At the beginning, I was hesitating to develop another login plugin and I was considering to create just the custom pages for new user registration, lost password and profile because I didn’t want to spend too much time on that. After finding just one tutorial and being unsuccessful creating the pages, I decided to invest part of my time in creating another login plugin with all my needs because I was planning to develop some plugins for WordPress after all.
To start developing the plugin, I came up with a name based on what my plugin does. But after attempting to submit my plugin to WordPress, I realized that the name was already taken by other plugin. So, I had to rethink on another name and change the directory and file names, and the classes inside the files. Then, I had to re-test everything to make sure the plugin worked as before. Therefore, it is better search for the proposed naming in the plugin directory on WordPress before programming. To develop this plugin, I used two plugins as a base code: sidebar login for the login validation and form and bbpres for the virtual login pages.
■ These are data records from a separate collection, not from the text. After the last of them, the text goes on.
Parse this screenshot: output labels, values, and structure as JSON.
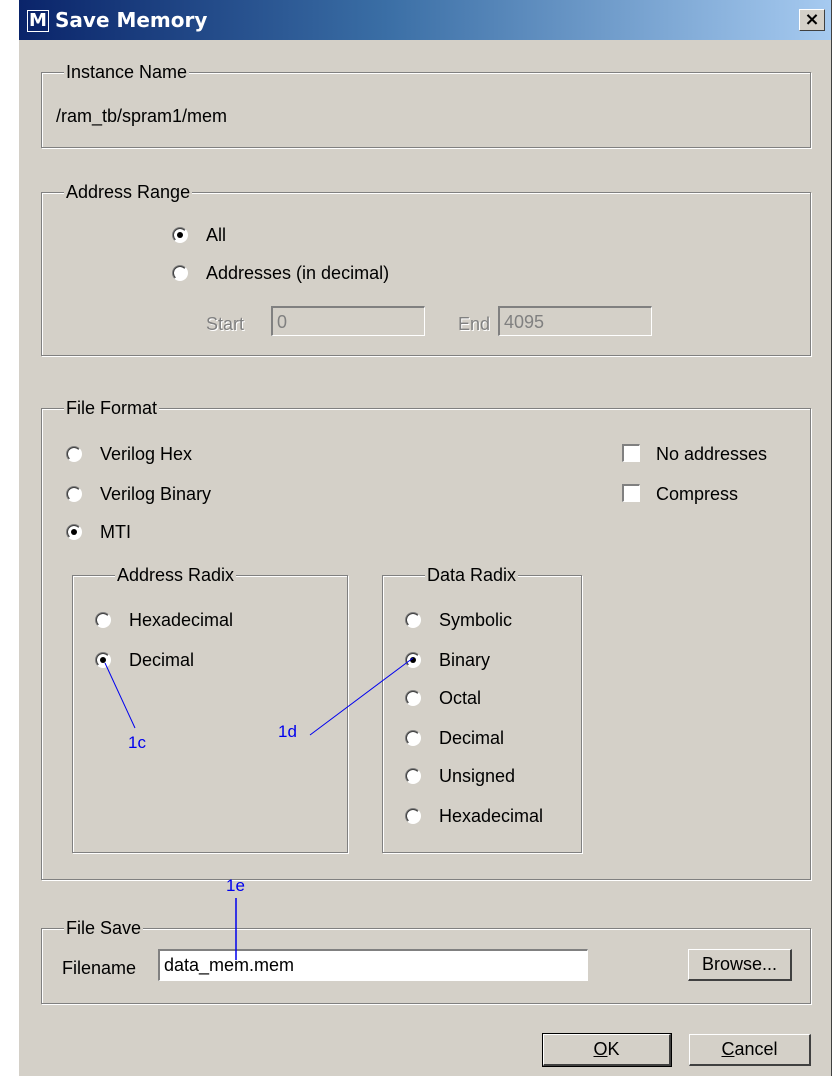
{
  "window": {
    "title": "Save Memory",
    "icon": "modelsim-m-icon",
    "close_label": "×"
  },
  "instance_name": {
    "legend": "Instance Name",
    "value": "/ram_tb/spram1/mem"
  },
  "address_range": {
    "legend": "Address Range",
    "options": [
      {
        "label": "All",
        "checked": true
      },
      {
        "label": "Addresses (in decimal)",
        "checked": false
      }
    ],
    "start_label": "Start",
    "start_value": "0",
    "end_label": "End",
    "end_value": "4095"
  },
  "file_format": {
    "legend": "File Format",
    "options": [
      {
        "label": "Verilog Hex",
        "checked": false
      },
      {
        "label": "Verilog Binary",
        "checked": false
      },
      {
        "label": "MTI",
        "checked": true
      }
    ],
    "checkboxes": [
      {
        "label": "No addresses",
        "checked": false
      },
      {
        "label": "Compress",
        "checked": false
      }
    ],
    "address_radix": {
      "legend": "Address Radix",
      "options": [
        {
          "label": "Hexadecimal",
          "checked": false
        },
        {
          "label": "Decimal",
          "checked": true
        }
      ]
    },
    "data_radix": {
      "legend": "Data Radix",
      "options": [
        {
          "label": "Symbolic",
          "checked": false
        },
        {
          "label": "Binary",
          "checked": true
        },
        {
          "label": "Octal",
          "checked": false
        },
        {
          "label": "Decimal",
          "checked": false
        },
        {
          "label": "Unsigned",
          "checked": false
        },
        {
          "label": "Hexadecimal",
          "checked": false
        }
      ]
    }
  },
  "file_save": {
    "legend": "File Save",
    "filename_label": "Filename",
    "filename_value": "data_mem.mem",
    "browse_label": "Browse..."
  },
  "buttons": {
    "ok_label": "OK",
    "cancel_label": "Cancel"
  },
  "annotations": {
    "c": "1c",
    "d": "1d",
    "e": "1e"
  },
  "colors": {
    "face": "#d4d0c8",
    "title_start": "#0a246a",
    "title_end": "#a6caf0",
    "annotation": "#0000ee"
  }
}
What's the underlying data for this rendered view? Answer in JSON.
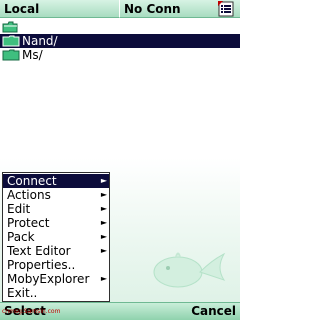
{
  "header": {
    "left_tab": "Local",
    "right_tab": "No Conn",
    "menu_icon": "list-menu-icon"
  },
  "up_folder_icon": "folder-up-icon",
  "files": [
    {
      "name": "Nand/",
      "icon": "folder-icon",
      "selected": true
    },
    {
      "name": "Ms/",
      "icon": "folder-icon",
      "selected": false
    }
  ],
  "menu": {
    "items": [
      {
        "label": "Connect",
        "submenu": true,
        "active": true
      },
      {
        "label": "Actions",
        "submenu": true,
        "active": false
      },
      {
        "label": "Edit",
        "submenu": true,
        "active": false
      },
      {
        "label": "Protect",
        "submenu": true,
        "active": false
      },
      {
        "label": "Pack",
        "submenu": true,
        "active": false
      },
      {
        "label": "Text Editor",
        "submenu": true,
        "active": false
      },
      {
        "label": "Properties..",
        "submenu": false,
        "active": false
      },
      {
        "label": "MobyExplorer",
        "submenu": true,
        "active": false
      },
      {
        "label": "Exit..",
        "submenu": false,
        "active": false
      }
    ],
    "chevron_glyph": "►"
  },
  "softkeys": {
    "left": "Select",
    "right": "Cancel"
  },
  "watermark_text": "cnmsg.Samsin.com",
  "colors": {
    "accent_green": "#a8dcc0",
    "selection_navy": "#0c0c3b",
    "folder_green": "#3fbf7f"
  }
}
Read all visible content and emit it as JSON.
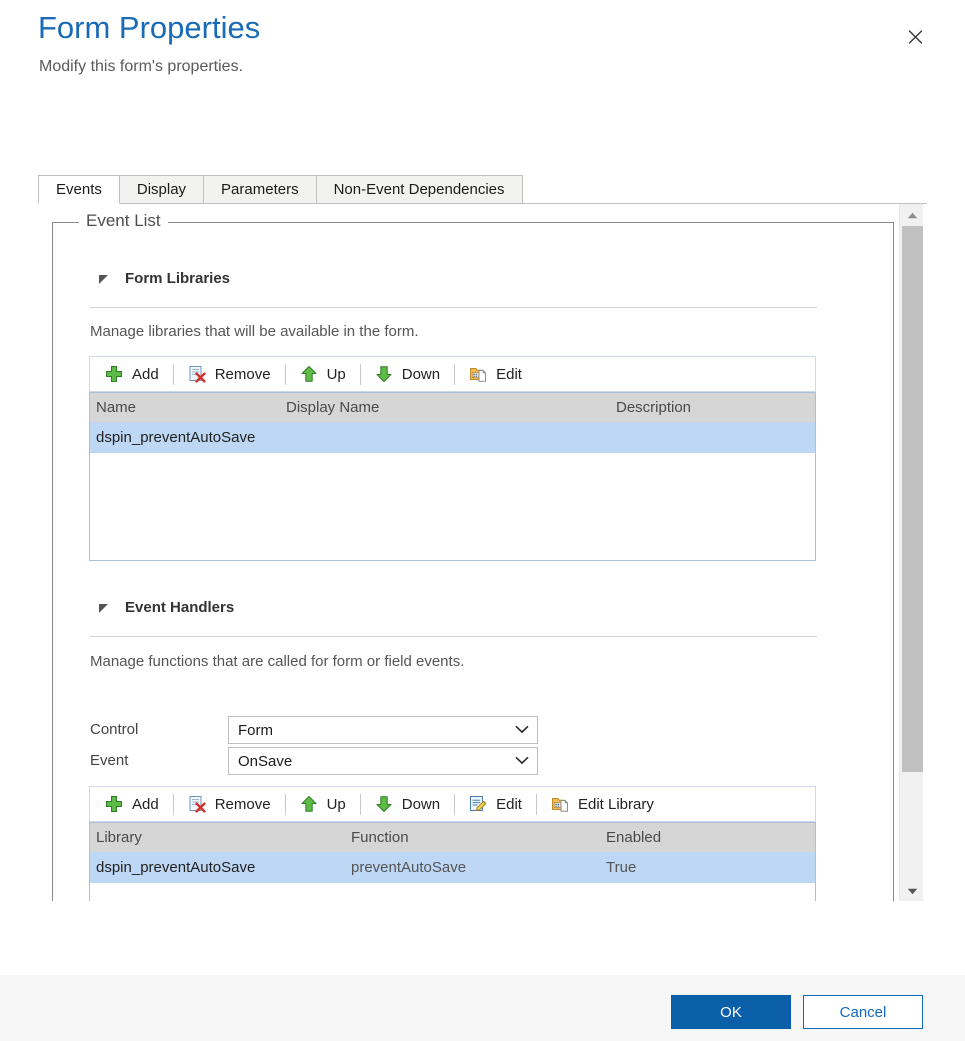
{
  "header": {
    "title": "Form Properties",
    "subtitle": "Modify this form's properties.",
    "close_icon": "close-icon"
  },
  "tabs": [
    {
      "label": "Events",
      "selected": true
    },
    {
      "label": "Display",
      "selected": false
    },
    {
      "label": "Parameters",
      "selected": false
    },
    {
      "label": "Non-Event Dependencies",
      "selected": false
    }
  ],
  "groupbox": {
    "legend": "Event List"
  },
  "form_libraries": {
    "section_title": "Form Libraries",
    "collapse_icon": "collapse-triangle-icon",
    "description": "Manage libraries that will be available in the form.",
    "toolbar": [
      {
        "label": "Add",
        "icon": "add-plus-icon"
      },
      {
        "label": "Remove",
        "icon": "remove-document-x-icon"
      },
      {
        "label": "Up",
        "icon": "arrow-up-icon"
      },
      {
        "label": "Down",
        "icon": "arrow-down-icon"
      },
      {
        "label": "Edit",
        "icon": "edit-library-icon"
      }
    ],
    "columns": [
      "Name",
      "Display Name",
      "Description"
    ],
    "rows": [
      {
        "name": "dspin_preventAutoSave",
        "display_name": "",
        "description": "",
        "selected": true
      }
    ]
  },
  "event_handlers": {
    "section_title": "Event Handlers",
    "collapse_icon": "collapse-triangle-icon",
    "description": "Manage functions that are called for form or field events.",
    "control_label": "Control",
    "control_value": "Form",
    "event_label": "Event",
    "event_value": "OnSave",
    "toolbar": [
      {
        "label": "Add",
        "icon": "add-plus-icon"
      },
      {
        "label": "Remove",
        "icon": "remove-document-x-icon"
      },
      {
        "label": "Up",
        "icon": "arrow-up-icon"
      },
      {
        "label": "Down",
        "icon": "arrow-down-icon"
      },
      {
        "label": "Edit",
        "icon": "edit-pencil-icon"
      },
      {
        "label": "Edit Library",
        "icon": "edit-library-icon"
      }
    ],
    "columns": [
      "Library",
      "Function",
      "Enabled"
    ],
    "rows": [
      {
        "library": "dspin_preventAutoSave",
        "function": "preventAutoSave",
        "enabled": "True",
        "selected": true
      }
    ]
  },
  "scrollbar": {
    "up_icon": "scroll-up-arrow-icon",
    "down_icon": "scroll-down-arrow-icon"
  },
  "footer": {
    "ok_label": "OK",
    "cancel_label": "Cancel"
  },
  "colors": {
    "title_blue": "#1a6bb5",
    "primary_button": "#0b5ea8",
    "link_blue": "#1268bd",
    "row_selected": "#bdd7f5",
    "grid_header": "#d6d6d6",
    "grid_border": "#a9c0de"
  }
}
For the modal form, I used jQuery UI dialog and jQuery redmond theme. To allow plugin users changing the theme for the login button and form, the jQuery theme was registered in the wp_enqueue_scripts hook. The details about changing the theme are explained in the Place Login User Guide.
Instead of using WordPress standard login pages, this plugin has its own default pages that fits with the blog template theme. Those pages have a template file stored in the template directory of this plugin and they can be modified if they are copied to the WordPress theme directory. Only the lost password page is identical than the WordPress standard login pages. The new registration user page allows you to enter the first name, last name and password in contrast to WordPress standard registration page. The downside of this page is not to verify the email as WordPress does but I will work on that for the next release. And the edit profile allows you to modify only the data asked in the user registration page different from the WordPress that allows you to edit much more user information and give you access to the WordPress administration dashboard.
Although creating this plugin was a long learning process and time consuming, those efforts were satisfied by having a login plugin that does what I needed. Moreover, I expect this plugin can help to other WordPress users who have similar login needs as I had it.